===== MATERIAL PROVIDED

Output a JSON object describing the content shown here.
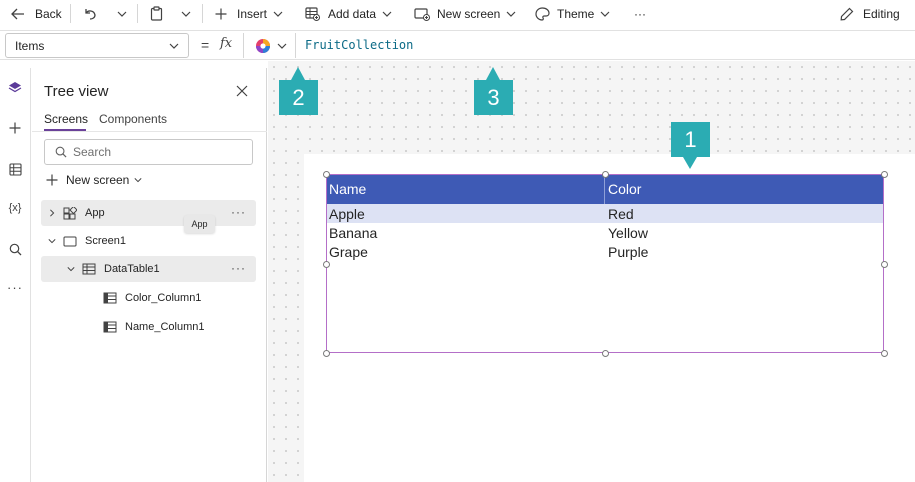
{
  "toolbar": {
    "back_label": "Back",
    "insert_label": "Insert",
    "add_data_label": "Add data",
    "new_screen_label": "New screen",
    "theme_label": "Theme",
    "more_label": "···",
    "editing_label": "Editing"
  },
  "formula_bar": {
    "property": "Items",
    "fx_label": "fx",
    "formula": "FruitCollection"
  },
  "tree_view": {
    "title": "Tree view",
    "tabs": [
      "Screens",
      "Components"
    ],
    "search_placeholder": "Search",
    "new_screen_label": "New screen",
    "nodes": [
      {
        "label": "App",
        "icon": "app-grid-icon"
      },
      {
        "label": "Screen1",
        "icon": "screen-icon"
      },
      {
        "label": "DataTable1",
        "icon": "table-icon"
      },
      {
        "label": "Color_Column1",
        "icon": "column-icon"
      },
      {
        "label": "Name_Column1",
        "icon": "column-icon"
      }
    ],
    "tooltip": "App"
  },
  "data_table": {
    "columns": [
      "Name",
      "Color"
    ],
    "rows": [
      [
        "Apple",
        "Red"
      ],
      [
        "Banana",
        "Yellow"
      ],
      [
        "Grape",
        "Purple"
      ]
    ]
  },
  "callouts": [
    "1",
    "2",
    "3"
  ],
  "colors": {
    "header_bg": "#3e5ab5",
    "callout_bg": "#2bacb3",
    "selection_border": "#b46fc8",
    "tab_underline": "#6a4199"
  }
}
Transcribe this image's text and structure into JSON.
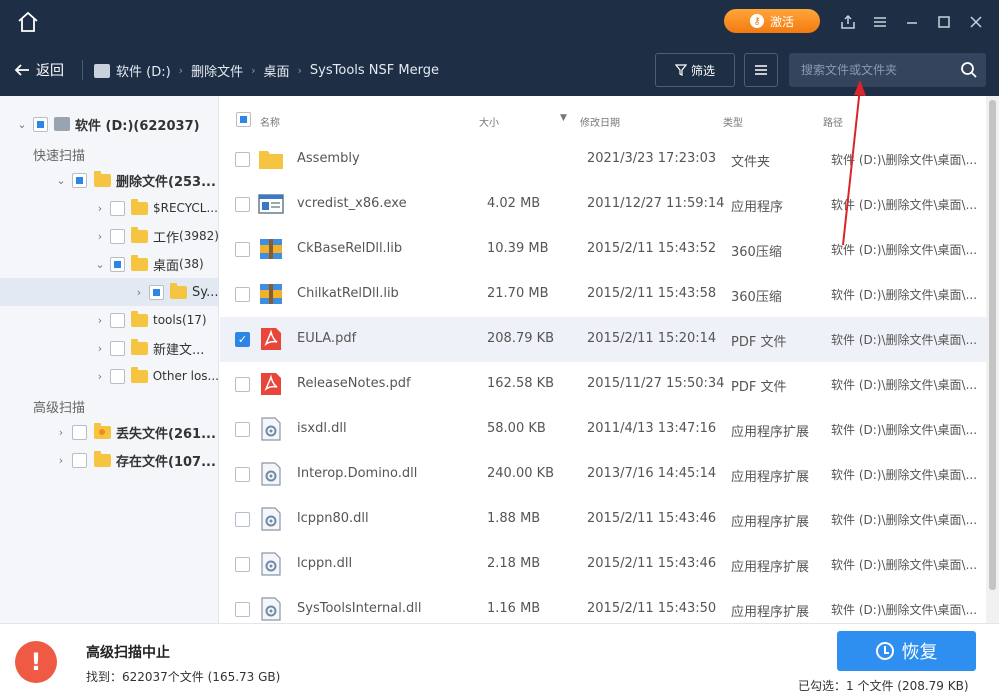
{
  "titlebar": {
    "activate_label": "激活",
    "activate_icon": "key-icon"
  },
  "nav": {
    "back_label": "返回",
    "breadcrumb": [
      "软件 (D:)",
      "删除文件",
      "桌面",
      "SysTools NSF Merge"
    ],
    "filter_label": "筛选",
    "search_placeholder": "搜索文件或文件夹"
  },
  "sidebar": {
    "root_label": "软件 (D:)(622037)",
    "quick_scan_label": "快速扫描",
    "deleted_label": "删除文件(253...",
    "recycle_label": "$RECYCL...",
    "work_label": "工作",
    "work_count": "(3982)",
    "desktop_label": "桌面",
    "desktop_count": "(38)",
    "sy_label": "Sy...",
    "tools_label": "tools",
    "tools_count": "(17)",
    "newfolder_label": "新建文...",
    "otherlost_label": "Other los...",
    "advanced_scan_label": "高级扫描",
    "lost_label": "丢失文件(261...",
    "existing_label": "存在文件(107..."
  },
  "columns": {
    "name": "名称",
    "size": "大小",
    "date": "修改日期",
    "type": "类型",
    "path": "路径"
  },
  "files": [
    {
      "name": "Assembly",
      "size": "",
      "date": "2021/3/23 17:23:03",
      "type": "文件夹",
      "path": "软件 (D:)\\删除文件\\桌面\\...",
      "icon": "folder-icon",
      "checked": false
    },
    {
      "name": "vcredist_x86.exe",
      "size": "4.02 MB",
      "date": "2011/12/27 11:59:14",
      "type": "应用程序",
      "path": "软件 (D:)\\删除文件\\桌面\\...",
      "icon": "exe-icon",
      "checked": false
    },
    {
      "name": "CkBaseRelDll.lib",
      "size": "10.39 MB",
      "date": "2015/2/11 15:43:52",
      "type": "360压缩",
      "path": "软件 (D:)\\删除文件\\桌面\\...",
      "icon": "archive-icon",
      "checked": false
    },
    {
      "name": "ChilkatRelDll.lib",
      "size": "21.70 MB",
      "date": "2015/2/11 15:43:58",
      "type": "360压缩",
      "path": "软件 (D:)\\删除文件\\桌面\\...",
      "icon": "archive-icon",
      "checked": false
    },
    {
      "name": "EULA.pdf",
      "size": "208.79 KB",
      "date": "2015/2/11 15:20:14",
      "type": "PDF 文件",
      "path": "软件 (D:)\\删除文件\\桌面\\...",
      "icon": "pdf-icon",
      "checked": true
    },
    {
      "name": "ReleaseNotes.pdf",
      "size": "162.58 KB",
      "date": "2015/11/27 15:50:34",
      "type": "PDF 文件",
      "path": "软件 (D:)\\删除文件\\桌面\\...",
      "icon": "pdf-icon",
      "checked": false
    },
    {
      "name": "isxdl.dll",
      "size": "58.00 KB",
      "date": "2011/4/13 13:47:16",
      "type": "应用程序扩展",
      "path": "软件 (D:)\\删除文件\\桌面\\...",
      "icon": "dll-icon",
      "checked": false
    },
    {
      "name": "Interop.Domino.dll",
      "size": "240.00 KB",
      "date": "2013/7/16 14:45:14",
      "type": "应用程序扩展",
      "path": "软件 (D:)\\删除文件\\桌面\\...",
      "icon": "dll-icon",
      "checked": false
    },
    {
      "name": "lcppn80.dll",
      "size": "1.88 MB",
      "date": "2015/2/11 15:43:46",
      "type": "应用程序扩展",
      "path": "软件 (D:)\\删除文件\\桌面\\...",
      "icon": "dll-icon",
      "checked": false
    },
    {
      "name": "lcppn.dll",
      "size": "2.18 MB",
      "date": "2015/2/11 15:43:46",
      "type": "应用程序扩展",
      "path": "软件 (D:)\\删除文件\\桌面\\...",
      "icon": "dll-icon",
      "checked": false
    },
    {
      "name": "SysToolsInternal.dll",
      "size": "1.16 MB",
      "date": "2015/2/11 15:43:50",
      "type": "应用程序扩展",
      "path": "软件 (D:)\\删除文件\\桌面\\...",
      "icon": "dll-icon",
      "checked": false
    }
  ],
  "footer": {
    "status_title": "高级扫描中止",
    "found_text": "找到：622037个文件 (165.73 GB)",
    "recover_label": "恢复",
    "selected_text": "已勾选：1 个文件 (208.79 KB)"
  },
  "colors": {
    "titlebar": "#1e2e45",
    "accent": "#2f8ff0",
    "activate": "#f47a10",
    "alert": "#ef5a44"
  }
}
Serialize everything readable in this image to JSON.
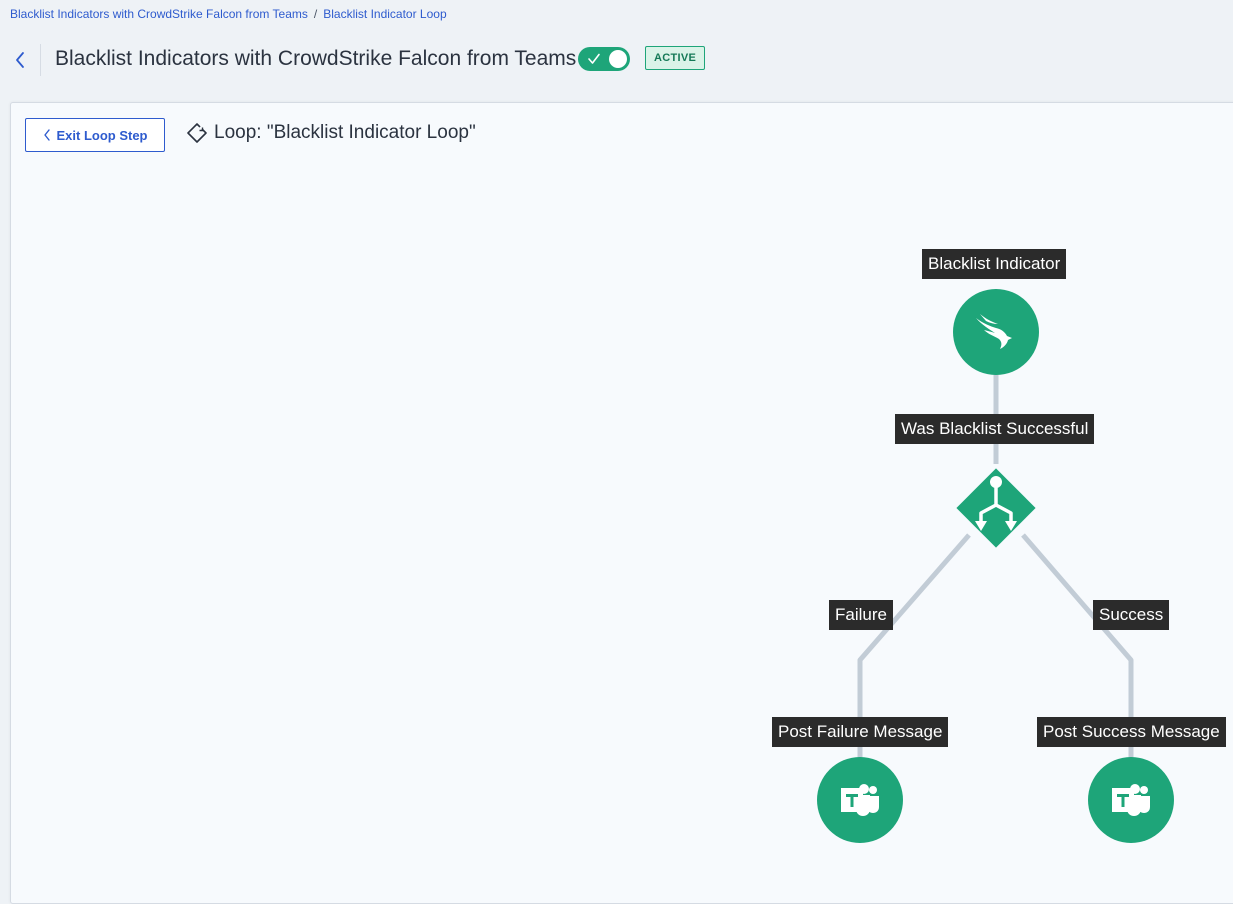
{
  "breadcrumb": {
    "items": [
      "Blacklist Indicators with CrowdStrike Falcon from Teams",
      "Blacklist Indicator Loop"
    ],
    "separator": "/"
  },
  "header": {
    "title": "Blacklist Indicators with CrowdStrike Falcon from Teams",
    "toggle_on": true,
    "status_badge": "ACTIVE"
  },
  "loop": {
    "exit_button": "Exit Loop Step",
    "title": "Loop: \"Blacklist Indicator Loop\""
  },
  "flow": {
    "nodes": {
      "blacklist_indicator": {
        "label": "Blacklist Indicator",
        "icon": "crowdstrike-falcon-icon"
      },
      "decision": {
        "label": "Was Blacklist Successful",
        "icon": "branch-split-icon"
      },
      "post_failure": {
        "label": "Post Failure Message",
        "icon": "teams-icon"
      },
      "post_success": {
        "label": "Post Success Message",
        "icon": "teams-icon"
      }
    },
    "edges": {
      "failure": "Failure",
      "success": "Success"
    }
  },
  "colors": {
    "accent": "#2e5bce",
    "node_green": "#1ea579",
    "edge": "#c2ccd6",
    "label_bg": "#2b2b2b"
  }
}
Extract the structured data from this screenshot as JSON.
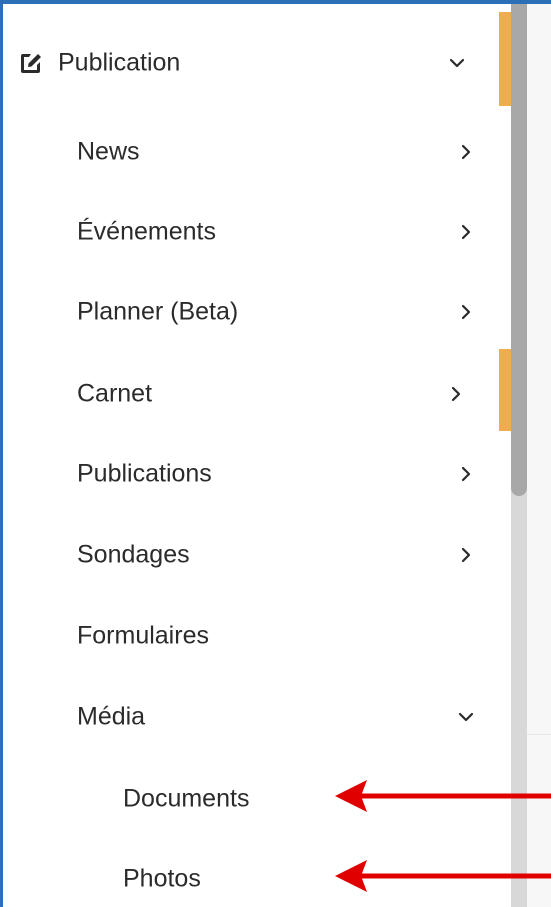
{
  "menu": {
    "section": {
      "label": "Publication",
      "icon": "edit-icon",
      "state": "expanded"
    },
    "items": [
      {
        "label": "News",
        "icon": "chevron-right-icon"
      },
      {
        "label": "Événements",
        "icon": "chevron-right-icon"
      },
      {
        "label": "Planner (Beta)",
        "icon": "chevron-right-icon"
      },
      {
        "label": "Carnet",
        "icon": "chevron-right-icon"
      },
      {
        "label": "Publications",
        "icon": "chevron-right-icon"
      },
      {
        "label": "Sondages",
        "icon": "chevron-right-icon"
      },
      {
        "label": "Formulaires",
        "icon": ""
      },
      {
        "label": "Média",
        "icon": "chevron-down-icon"
      }
    ],
    "subitems": [
      {
        "label": "Documents"
      },
      {
        "label": "Photos"
      }
    ]
  },
  "colors": {
    "frame_border": "#2a6fb7",
    "accent": "#f0ad4e",
    "annotation_arrow": "#e00000",
    "text": "#2b2b2b"
  }
}
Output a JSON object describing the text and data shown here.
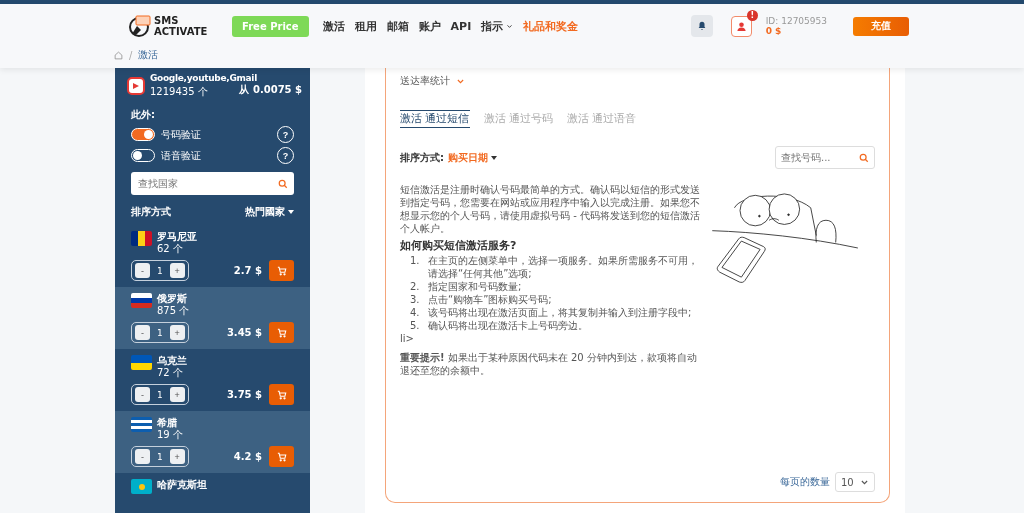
{
  "header": {
    "logo_top": "SMS",
    "logo_bottom": "ACTIVATE",
    "free_price": "Free Price",
    "nav": [
      {
        "label": "激活",
        "kind": "plain"
      },
      {
        "label": "租用",
        "kind": "plain"
      },
      {
        "label": "邮箱",
        "kind": "plain"
      },
      {
        "label": "账户",
        "kind": "plain"
      },
      {
        "label": "API",
        "kind": "plain"
      },
      {
        "label": "指示",
        "kind": "dropdown"
      },
      {
        "label": "礼品和奖金",
        "kind": "accent"
      }
    ],
    "notification_count": "!",
    "user_id": "ID: 12705953",
    "balance": "0 $",
    "topup": "充值"
  },
  "breadcrumbs": {
    "separator": "/",
    "current": "激活"
  },
  "sidebar": {
    "service": {
      "name": "Google,youtube,Gmail",
      "count": "1219435 个",
      "price": "从 0.0075 $"
    },
    "extra_label": "此外:",
    "toggles": [
      {
        "label": "号码验证",
        "on": true,
        "help": "?"
      },
      {
        "label": "语音验证",
        "on": false,
        "help": "?"
      }
    ],
    "search": {
      "placeholder": "查找国家"
    },
    "sort_label": "排序方式",
    "sort_value": "热門國家",
    "countries": [
      {
        "kind": "romania",
        "name": "罗马尼亚",
        "count": "62 个",
        "qty": "1",
        "minus": "-",
        "plus": "+",
        "price": "2.7 $",
        "selected": false
      },
      {
        "kind": "russia",
        "name": "俄罗斯",
        "count": "875 个",
        "qty": "1",
        "minus": "-",
        "plus": "+",
        "price": "3.45 $",
        "selected": true
      },
      {
        "kind": "ukraine",
        "name": "乌克兰",
        "count": "72 个",
        "qty": "1",
        "minus": "-",
        "plus": "+",
        "price": "3.75 $",
        "selected": false
      },
      {
        "kind": "greece",
        "name": "希腊",
        "count": "19 个",
        "qty": "1",
        "minus": "-",
        "plus": "+",
        "price": "4.2 $",
        "selected": true
      },
      {
        "kind": "kazakhstan",
        "name": "哈萨克斯坦",
        "selected": false
      }
    ]
  },
  "main": {
    "stats_label": "送达率统计",
    "tabs": [
      {
        "label": "激活 通过短信",
        "selected": true
      },
      {
        "label": "激活 通过号码",
        "selected": false
      },
      {
        "label": "激活 通过语音",
        "selected": false
      }
    ],
    "sort_label": "排序方式:",
    "sort_value": "购买日期",
    "search": {
      "placeholder": "查找号码..."
    },
    "intro": "短信激活是注册时确认号码最简单的方式。确认码以短信的形式发送到指定号码，您需要在网站或应用程序中输入以完成注册。如果您不想显示您的个人号码，请使用虚拟号码 - 代码将发送到您的短信激活个人帐户。",
    "howto_title": "如何购买短信激活服务?",
    "steps": [
      "在主页的左侧菜单中，选择一项服务。如果所需服务不可用，请选择“任何其他”选项;",
      "指定国家和号码数量;",
      "点击“购物车”图标购买号码;",
      "该号码将出现在激活页面上，将其复制并输入到注册字段中;",
      "确认码将出现在激活卡上号码旁边。"
    ],
    "step_numbers": [
      "1.",
      "2.",
      "3.",
      "4.",
      "5."
    ],
    "stray": "li>",
    "note": "**重要提示!** 如果出于某种原因代码未在 20 分钟内到达，款项将自动退还至您的余额中。",
    "per_page_label": "每页的数量",
    "per_page_value": "10"
  }
}
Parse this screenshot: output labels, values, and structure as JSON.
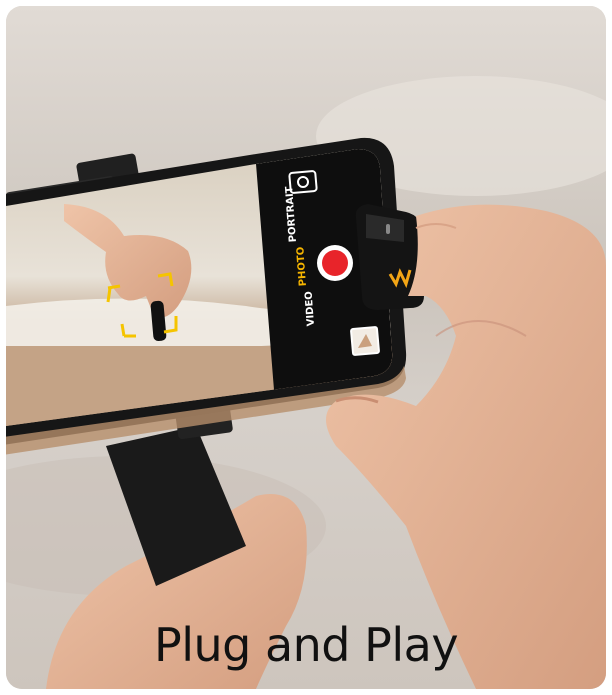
{
  "caption": {
    "text": "Plug and Play"
  },
  "camera_ui": {
    "modes": [
      {
        "label": "PORTRAIT",
        "active": false
      },
      {
        "label": "PHOTO",
        "active": true
      },
      {
        "label": "VIDEO",
        "active": false
      }
    ],
    "active_mode_color": "#f5b400",
    "shutter_color": "#e8242a"
  },
  "device": {
    "logo": "W",
    "accent_color": "#f2a516"
  },
  "colors": {
    "background": "#d6d0ca",
    "phone_body": "#161616",
    "skin": "#e6b59a",
    "sand": "#c8a98a",
    "mount": "#1a1a1a",
    "focus_bracket": "#f5c400"
  }
}
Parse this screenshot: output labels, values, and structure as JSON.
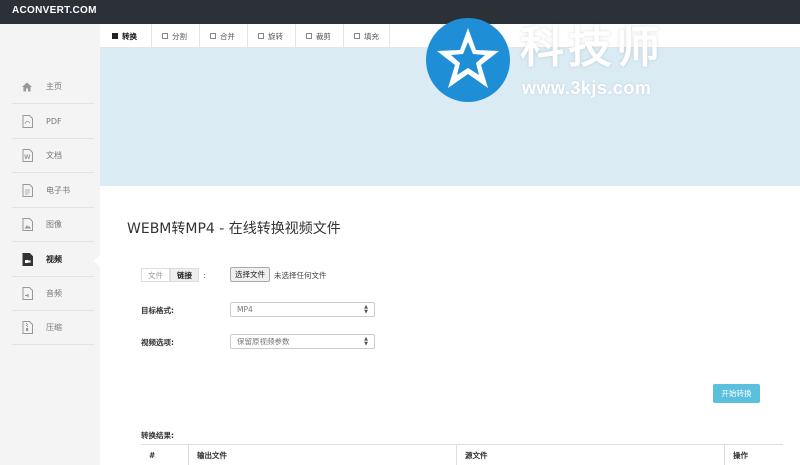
{
  "brand": "ACONVERT.COM",
  "sidebar": {
    "items": [
      {
        "label": "主页",
        "icon": "home-icon"
      },
      {
        "label": "PDF",
        "icon": "pdf-icon"
      },
      {
        "label": "文档",
        "icon": "document-icon"
      },
      {
        "label": "电子书",
        "icon": "ebook-icon"
      },
      {
        "label": "图像",
        "icon": "image-icon"
      },
      {
        "label": "视频",
        "icon": "video-icon",
        "active": true
      },
      {
        "label": "音频",
        "icon": "audio-icon"
      },
      {
        "label": "压缩",
        "icon": "archive-icon"
      }
    ]
  },
  "tabs": [
    {
      "label": "转换",
      "active": true
    },
    {
      "label": "分割"
    },
    {
      "label": "合并"
    },
    {
      "label": "旋转"
    },
    {
      "label": "裁剪"
    },
    {
      "label": "填充"
    }
  ],
  "watermark": {
    "title": "科技师",
    "url": "www.3kjs.com"
  },
  "main": {
    "title": "WEBM转MP4 - 在线转换视频文件",
    "source_toggle": {
      "file": "文件",
      "link": "链接",
      "colon": ":"
    },
    "choose_file": "选择文件",
    "no_file": "未选择任何文件",
    "target_format_label": "目标格式:",
    "target_format_value": "MP4",
    "video_options_label": "视频选项:",
    "video_options_value": "保留原视频参数",
    "start_button": "开始转换",
    "result_label": "转换结果:",
    "table_headers": [
      "#",
      "输出文件",
      "源文件",
      "操作"
    ]
  },
  "colors": {
    "topbar": "#2c3138",
    "banner": "#daebf4",
    "accent": "#5bc0de",
    "watermark_blue": "#1e8fd6"
  }
}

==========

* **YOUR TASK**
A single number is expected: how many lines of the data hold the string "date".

* **EXERCISE ANSWER**
12